This laundry list includes guarantees that the city’s general fund will be replenished by the approximate $9 million annual revenue stream currently provided by city-owned parking operations, a plan for some or all of the city’s employees to be transferred into the new parking company’s operation, a mechanism to cap rate hikes for parking in the future, an option for an agreement shorter than 50 years, and a mechanism to provide kickbacks to the city if parking revenues exceed certain benchmarks.
It is believed that within that framework, the city can meet or exceed their $200 million target.

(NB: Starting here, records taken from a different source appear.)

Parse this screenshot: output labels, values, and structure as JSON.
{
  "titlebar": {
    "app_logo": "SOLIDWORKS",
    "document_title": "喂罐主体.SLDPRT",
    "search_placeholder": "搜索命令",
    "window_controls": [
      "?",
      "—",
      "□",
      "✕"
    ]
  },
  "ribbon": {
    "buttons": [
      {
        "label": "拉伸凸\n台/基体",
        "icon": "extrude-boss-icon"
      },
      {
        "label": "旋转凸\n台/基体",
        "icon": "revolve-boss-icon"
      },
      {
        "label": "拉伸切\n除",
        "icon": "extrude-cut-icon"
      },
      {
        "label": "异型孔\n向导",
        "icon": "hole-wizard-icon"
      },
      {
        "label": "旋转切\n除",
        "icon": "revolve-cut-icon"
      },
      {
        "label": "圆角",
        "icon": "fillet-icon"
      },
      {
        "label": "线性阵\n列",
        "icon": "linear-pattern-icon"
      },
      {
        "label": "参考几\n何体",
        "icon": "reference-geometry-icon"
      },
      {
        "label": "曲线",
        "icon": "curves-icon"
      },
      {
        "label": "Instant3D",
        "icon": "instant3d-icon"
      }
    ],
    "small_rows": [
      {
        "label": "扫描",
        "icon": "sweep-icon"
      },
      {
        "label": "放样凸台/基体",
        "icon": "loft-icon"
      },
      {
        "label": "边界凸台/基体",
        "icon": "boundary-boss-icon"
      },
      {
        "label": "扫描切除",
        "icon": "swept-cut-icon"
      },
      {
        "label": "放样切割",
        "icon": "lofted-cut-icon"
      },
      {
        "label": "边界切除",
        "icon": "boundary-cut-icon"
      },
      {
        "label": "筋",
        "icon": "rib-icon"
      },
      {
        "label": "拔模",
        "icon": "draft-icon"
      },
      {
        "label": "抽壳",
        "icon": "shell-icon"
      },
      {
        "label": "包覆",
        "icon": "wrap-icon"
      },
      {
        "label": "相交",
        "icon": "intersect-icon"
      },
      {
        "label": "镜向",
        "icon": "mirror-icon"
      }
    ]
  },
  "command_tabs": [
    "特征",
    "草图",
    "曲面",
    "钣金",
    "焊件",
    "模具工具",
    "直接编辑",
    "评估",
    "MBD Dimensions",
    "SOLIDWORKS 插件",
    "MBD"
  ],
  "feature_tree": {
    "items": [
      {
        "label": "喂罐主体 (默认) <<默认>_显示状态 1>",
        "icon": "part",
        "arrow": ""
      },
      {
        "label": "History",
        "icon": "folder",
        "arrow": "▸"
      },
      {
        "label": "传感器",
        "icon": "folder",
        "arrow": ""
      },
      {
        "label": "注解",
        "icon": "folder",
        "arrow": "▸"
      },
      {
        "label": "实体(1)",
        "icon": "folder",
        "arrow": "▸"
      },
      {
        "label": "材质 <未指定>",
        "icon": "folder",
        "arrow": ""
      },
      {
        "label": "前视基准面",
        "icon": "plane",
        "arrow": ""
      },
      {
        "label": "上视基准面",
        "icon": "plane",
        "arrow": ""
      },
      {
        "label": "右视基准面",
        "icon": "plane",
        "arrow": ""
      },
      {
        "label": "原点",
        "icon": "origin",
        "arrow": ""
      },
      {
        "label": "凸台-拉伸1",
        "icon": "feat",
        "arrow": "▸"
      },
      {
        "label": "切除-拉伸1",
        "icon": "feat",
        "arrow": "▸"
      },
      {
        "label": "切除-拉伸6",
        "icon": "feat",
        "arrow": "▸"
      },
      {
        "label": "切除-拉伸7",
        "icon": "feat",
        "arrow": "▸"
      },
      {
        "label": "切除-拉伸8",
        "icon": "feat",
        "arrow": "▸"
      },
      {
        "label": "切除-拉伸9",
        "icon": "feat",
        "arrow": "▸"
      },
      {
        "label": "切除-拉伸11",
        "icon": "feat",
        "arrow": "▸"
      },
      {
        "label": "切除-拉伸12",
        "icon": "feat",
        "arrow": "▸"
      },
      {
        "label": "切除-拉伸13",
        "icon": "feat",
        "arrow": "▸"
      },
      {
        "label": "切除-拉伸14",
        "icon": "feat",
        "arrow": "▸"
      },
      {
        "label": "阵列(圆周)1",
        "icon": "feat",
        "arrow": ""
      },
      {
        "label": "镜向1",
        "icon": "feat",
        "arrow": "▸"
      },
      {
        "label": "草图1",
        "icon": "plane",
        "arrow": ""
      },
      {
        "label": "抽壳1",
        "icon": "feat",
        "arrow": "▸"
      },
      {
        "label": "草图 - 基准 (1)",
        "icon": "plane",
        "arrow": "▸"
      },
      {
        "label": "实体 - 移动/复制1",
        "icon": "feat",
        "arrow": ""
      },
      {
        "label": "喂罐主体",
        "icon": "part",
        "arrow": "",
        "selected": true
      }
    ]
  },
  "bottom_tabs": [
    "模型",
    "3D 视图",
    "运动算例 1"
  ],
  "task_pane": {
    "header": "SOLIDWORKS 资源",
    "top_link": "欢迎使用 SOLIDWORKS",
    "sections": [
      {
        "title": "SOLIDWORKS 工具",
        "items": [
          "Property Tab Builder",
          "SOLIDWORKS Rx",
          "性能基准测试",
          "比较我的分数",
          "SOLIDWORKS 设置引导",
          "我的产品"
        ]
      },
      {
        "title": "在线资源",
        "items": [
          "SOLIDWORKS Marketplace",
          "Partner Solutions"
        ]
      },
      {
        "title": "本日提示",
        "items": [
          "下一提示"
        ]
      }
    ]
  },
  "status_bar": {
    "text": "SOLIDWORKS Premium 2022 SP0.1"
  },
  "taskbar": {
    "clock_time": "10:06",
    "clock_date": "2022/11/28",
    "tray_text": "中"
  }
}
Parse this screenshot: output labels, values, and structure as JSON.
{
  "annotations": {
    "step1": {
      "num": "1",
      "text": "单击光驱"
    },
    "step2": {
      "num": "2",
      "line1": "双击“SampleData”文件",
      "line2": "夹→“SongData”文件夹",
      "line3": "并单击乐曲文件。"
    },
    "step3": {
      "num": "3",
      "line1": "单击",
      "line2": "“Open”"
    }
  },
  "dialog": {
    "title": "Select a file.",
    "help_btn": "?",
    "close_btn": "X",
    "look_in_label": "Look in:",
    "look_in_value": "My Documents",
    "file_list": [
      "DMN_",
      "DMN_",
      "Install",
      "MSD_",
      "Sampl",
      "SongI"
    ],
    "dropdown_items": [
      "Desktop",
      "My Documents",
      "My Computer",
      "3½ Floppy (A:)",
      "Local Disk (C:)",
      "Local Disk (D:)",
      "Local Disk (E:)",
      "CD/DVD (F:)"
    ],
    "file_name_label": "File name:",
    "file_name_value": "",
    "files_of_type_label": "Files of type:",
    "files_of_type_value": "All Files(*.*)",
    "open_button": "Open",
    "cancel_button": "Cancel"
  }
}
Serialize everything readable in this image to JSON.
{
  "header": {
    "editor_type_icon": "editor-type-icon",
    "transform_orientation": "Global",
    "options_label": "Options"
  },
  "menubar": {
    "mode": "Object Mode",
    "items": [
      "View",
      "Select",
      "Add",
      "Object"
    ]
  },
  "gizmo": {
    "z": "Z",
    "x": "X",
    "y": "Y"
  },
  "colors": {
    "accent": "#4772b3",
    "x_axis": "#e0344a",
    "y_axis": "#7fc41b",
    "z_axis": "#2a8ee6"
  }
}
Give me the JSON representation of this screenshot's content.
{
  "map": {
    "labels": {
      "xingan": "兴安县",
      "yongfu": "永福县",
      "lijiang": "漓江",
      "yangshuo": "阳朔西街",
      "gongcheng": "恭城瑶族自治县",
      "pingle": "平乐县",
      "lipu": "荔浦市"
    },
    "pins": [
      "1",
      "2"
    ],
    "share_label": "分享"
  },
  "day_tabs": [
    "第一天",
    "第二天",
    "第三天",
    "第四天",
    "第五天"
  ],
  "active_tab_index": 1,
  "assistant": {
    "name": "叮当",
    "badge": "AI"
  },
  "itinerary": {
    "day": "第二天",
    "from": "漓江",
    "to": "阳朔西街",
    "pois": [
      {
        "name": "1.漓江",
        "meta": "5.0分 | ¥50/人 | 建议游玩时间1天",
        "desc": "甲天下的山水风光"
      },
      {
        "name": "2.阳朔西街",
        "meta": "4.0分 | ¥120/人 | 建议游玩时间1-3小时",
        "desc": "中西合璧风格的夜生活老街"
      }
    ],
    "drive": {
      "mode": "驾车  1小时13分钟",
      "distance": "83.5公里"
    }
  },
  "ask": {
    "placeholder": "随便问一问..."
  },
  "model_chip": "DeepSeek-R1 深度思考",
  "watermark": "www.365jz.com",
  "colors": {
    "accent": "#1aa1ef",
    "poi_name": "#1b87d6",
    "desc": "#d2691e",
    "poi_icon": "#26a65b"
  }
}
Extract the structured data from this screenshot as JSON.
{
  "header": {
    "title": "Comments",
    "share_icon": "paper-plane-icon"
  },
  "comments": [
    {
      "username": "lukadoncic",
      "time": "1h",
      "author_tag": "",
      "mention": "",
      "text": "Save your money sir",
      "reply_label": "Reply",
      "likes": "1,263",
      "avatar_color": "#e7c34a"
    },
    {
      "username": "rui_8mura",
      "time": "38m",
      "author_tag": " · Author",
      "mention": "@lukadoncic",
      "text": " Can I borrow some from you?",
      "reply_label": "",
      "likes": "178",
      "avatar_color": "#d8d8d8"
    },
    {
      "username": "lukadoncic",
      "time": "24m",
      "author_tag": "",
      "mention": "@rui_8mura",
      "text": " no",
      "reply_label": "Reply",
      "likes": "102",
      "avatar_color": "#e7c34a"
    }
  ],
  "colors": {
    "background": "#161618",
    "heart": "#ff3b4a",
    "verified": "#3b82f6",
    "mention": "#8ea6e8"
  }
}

The last major item on the laundry list is who will be responsible for cost overruns if the $387 million project goes over its budget. I’m told the city will approach the developer, David Taylor, to potentially provide that guarantee. While it is unclear whether or not Taylor would shoulder such responsibility, he will likely be given incentive to do so by an offer of development rights near the arena.
Taylor has been working on the arena deal for years and has evaluated the project for Sacramento at a significant cost to himself, and it would be surprising if he told the council that he would not be responsible for cost overruns on a project he evaluated and promoted – particularly if there is further incentive in the form of development rights.
Adding the estimated $200 million or more from parking, an estimated $30 million from local hotels, an estimated $50 million from an arena operator (AEG), and an estimated $80 million from the NBA and the Maloofs — sources tell me that the city is well in the ballpark of securing the financing necessary for the arena.
In other words, the city of Sacramento has both the will and the way to secure a ‘yes’ vote for an arena.
As far as the timing goes, while February 28 is potentially the date for a deciding vote, it is likely that the NBA will allow for an extension on the March 1 deadline so they can properly evaluate Sacramento’s findings. That announcement could come during All Star weekend. The NBA and the Maloofs could theoretically act on the city’s proposal quickly and provide their terms in time for a February 28 vote, but sources stress the important part is that the city will have communicated that it is ready to vote on a deal.
From there it is on David Stern and the Maloofs to pull the trigger on the estimated $80 million price tag, which amounts to about $3 million per year in rental payments for 30 years, all paid up front.
As for any talk of selling the team, The Maloofs have been consistent with their message that it’s not an option, and their sale of the Palms can be seen as either a sign that the ship is sinking or a sign that they were moving money for the purposes of an arena. In the unlikely event they do want to sell, Think Big Sacramento executive director Jeremiah Johnson told Seattle’s King 5 News that the city has “a number of ownership groups willing to keep the Kings in Sacramento.”
It’s not going to come to that.
The Maloofs and/or the NBA could try leverage the city of Anaheim against Sacramento, who recently made improvements on their NBA-ready facility, but after Jerry Buss and Donald Sterling just agreed to revenue sharing with small market clubs it’s less likely that the NBA will place another team in their backyard.
As for Seattle, despite their clear efforts to bring an NBA team back home, they are well behind Sacramento in their pursuit of an arena. They too would have to approve public funds for a new building, and Stern and the Maloofs will have to weigh the $80 million cost of a sure thing given a ‘yes’ vote, and a nebulous offering in Seattle that is 1-2 years away while Key Arena is a stop-gap solution at best.
With all of the support David Stern and the NBA has given Sacramento in its fight to keep the Kings – from manpower in the front office to people on the ground helping make the arena deal a reality – it just doesn’t make sense for them to pass up a viable option for two that have problems.
This is a complex situation and it is not a done deal, but the once half-court shot turned 3-pointer doesn’t even seem like a free throw at this point – it seems like a layup. The Party of Five that voted down a public vote that would have sent the Kings packing are interested in a deal that addresses the aforementioned criteria. That criteria reportedly can be met and still provide the project with the money that it needs to be green-lighted, assuming the private parties each put in amounts that seem reasonable, achievable, and already written in pencil.
Kings fans will probably wait until the shovels hit the dirt before they celebrate. Let this prediction be the first bottle of Dom Perignon.
The Kings aren’t going anywhere.